Aha! Chastity is inconvenient isn’t it…Sadly, this IS what it means. We will all adapt the definition to standards acceptable in our own society, which in New York, can be as conveniently niche oriented as you like. As long as all parties are willing participants in the same game, do whatever you like sexually. That said, what if your energy was focused on matters beyond the physical. Or if your sexual behavior was part of your spiritual discipline. As a Vedic Astrologer once told me, “Marriage (read: commitment…monogamy…brahmacharya) is a Spiritual Discipline”. A long term relationship is delayed gratification, but presumably the gratification is far greater. This theme is represented in the yogic path as a whole. We refrain from short term gratification that may result in our detriment for long term gratification.

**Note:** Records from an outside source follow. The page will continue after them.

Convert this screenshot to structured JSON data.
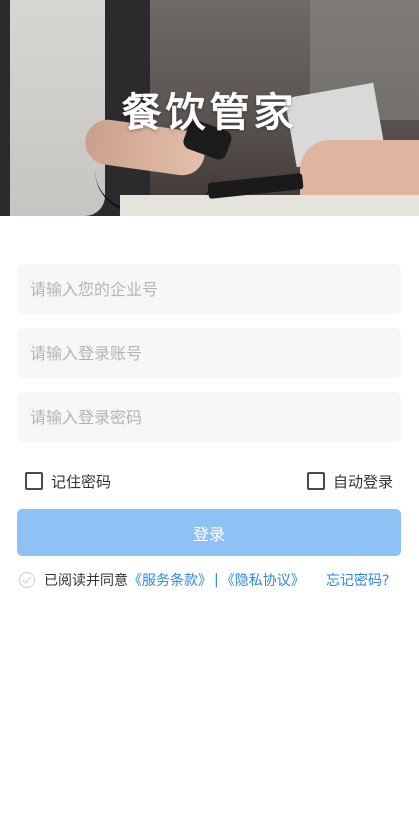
{
  "hero": {
    "title": "餐饮管家"
  },
  "form": {
    "company_placeholder": "请输入您的企业号",
    "account_placeholder": "请输入登录账号",
    "password_placeholder": "请输入登录密码"
  },
  "options": {
    "remember_label": "记住密码",
    "auto_login_label": "自动登录"
  },
  "login_button": "登录",
  "agreement": {
    "prefix": "已阅读并同意",
    "service_terms": "《服务条款》",
    "separator": "|",
    "privacy": "《隐私协议》"
  },
  "forgot_password": "忘记密码?",
  "colors": {
    "primary_disabled": "#8ec2f5",
    "link": "#2f86e8"
  }
}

Aparigraha (Non-clinging): Non Attachment. To loosen our false sense of control over people, objects, obsessions and desires. We believe we can alter the outcome of situations beyond our governance. To have a balanced understanding of what we can change, what we can’t, what we should and what we shouldn’t, is the outcome of non-attachment. We accept all fluctuations in our reality as the next step, engage fully and reap the lesson.

If any of the above interests you, I hope you will join us for the discussion.

goodcleanse practices with Flannery

Location: goodyoga Greenpoint, 114 Greenpoint Ave, Brooklyn, NY 11222
Sunday, 1/11/2015, 7:00pm – 9:00pm, $40 with a 10% discount for members.